_RECORDS FOR THIS TASK_.

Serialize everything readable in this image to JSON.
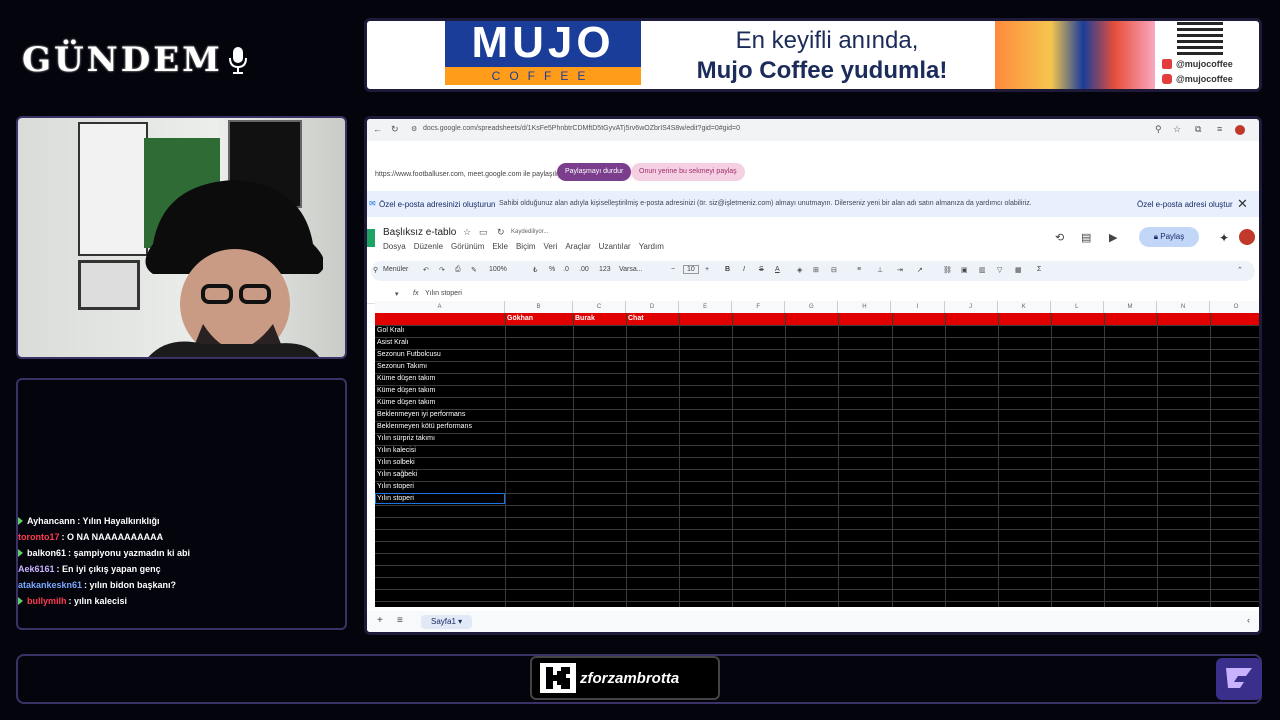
{
  "overlay": {
    "brand": "GÜNDEM",
    "channel_name": "zforzambrotta"
  },
  "ad": {
    "logo_word": "MUJO",
    "logo_sub": "COFFEE",
    "line1": "En keyifli anında,",
    "line2": "Mujo Coffee yudumla!",
    "social_facebook": "@mujocoffee",
    "social_instagram": "@mujocoffee"
  },
  "chat": {
    "messages": [
      {
        "user": "Ayhancann",
        "user_color": "#ffffff",
        "text": ": Yılın Hayalkırıklığı",
        "tri": true
      },
      {
        "user": "toronto17",
        "user_color": "#ff3b4f",
        "text": ": O NA NAAAAAAAAAA",
        "tri": false
      },
      {
        "user": "balkon61",
        "user_color": "#ffffff",
        "text": ": şampiyonu yazmadın ki abi",
        "tri": true
      },
      {
        "user": "Aek6161",
        "user_color": "#c9b3ff",
        "text": ": En iyi çıkış yapan genç",
        "tri": false
      },
      {
        "user": "atakankeskn61",
        "user_color": "#7aa8ff",
        "text": ": yılın bidon başkanı?",
        "tri": false
      },
      {
        "user": "bullymilh",
        "user_color": "#ff3b4f",
        "text": ": yılın kalecisi",
        "tri": true
      }
    ]
  },
  "browser": {
    "url": "docs.google.com/spreadsheets/d/1KsFe5PhnbtrCDMftD5tGyvATj5rv6wOZbrIS4S8w/edit?gid=0#gid=0",
    "share_text": "https://www.footballuser.com, meet.google.com ile paylaşılıyor",
    "stop_sharing": "Paylaşmayı durdur",
    "share_instead": "Onun yerine bu sekmeyi paylaş",
    "info_title": "Özel e-posta adresinizi oluşturun",
    "info_desc": "Sahibi olduğunuz alan adıyla kişiselleştirilmiş e-posta adresinizi (ör. siz@işletmeniz.com) almayı unutmayın. Dilerseniz yeni bir alan adı satın almanıza da yardımcı olabiliriz.",
    "info_action": "Özel e-posta adresi oluştur",
    "info_close": "✕"
  },
  "sheet": {
    "title": "Başlıksız e-tablo",
    "saving": "Kaydediliyor...",
    "menus": [
      "Dosya",
      "Düzenle",
      "Görünüm",
      "Ekle",
      "Biçim",
      "Veri",
      "Araçlar",
      "Uzantılar",
      "Yardım"
    ],
    "share_label": "Paylaş",
    "toolbar": {
      "menus": "Menüler",
      "zoom": "100%",
      "currency": "₺",
      "percent": "%",
      "dec_minus": ".0",
      "dec_plus": ".00",
      "number_format": "123",
      "font": "Varsa...",
      "font_size": "10",
      "bold": "B",
      "italic": "I",
      "strike": "S",
      "text_color": "A"
    },
    "name_box": "",
    "formula_value": "Yılın stoperi",
    "columns": [
      "A",
      "B",
      "C",
      "D",
      "E",
      "F",
      "G",
      "H",
      "I",
      "J",
      "K",
      "L",
      "M",
      "N",
      "O"
    ],
    "header_row": [
      "",
      "Gökhan",
      "Burak",
      "Chat"
    ],
    "rows": [
      "Gol Kralı",
      "Asist Kralı",
      "Sezonun Futbolcusu",
      "Sezonun Takımı",
      "Küme düşen takım",
      "Küme düşen takım",
      "Küme düşen takım",
      "Beklenmeyen iyi performans",
      "Beklenmeyen kötü performans",
      "Yılın sürpriz takımı",
      "Yılın kalecisi",
      "Yılın solbeki",
      "Yılın sağbeki",
      "Yılın stoperi",
      "Yılın stoperi"
    ],
    "sheet_tab": "Sayfa1"
  },
  "colors": {
    "header_red": "#e00000",
    "grid_bg": "#000000",
    "border_purple": "#3a3266",
    "ad_blue": "#1a3d99",
    "ad_orange": "#ff9c1a"
  }
}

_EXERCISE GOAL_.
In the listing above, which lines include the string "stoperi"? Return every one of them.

_SOLUTION BELOW_.
    "formula_value": "Yılın stoperi",
      "Yılın stoperi",
      "Yılın stoperi"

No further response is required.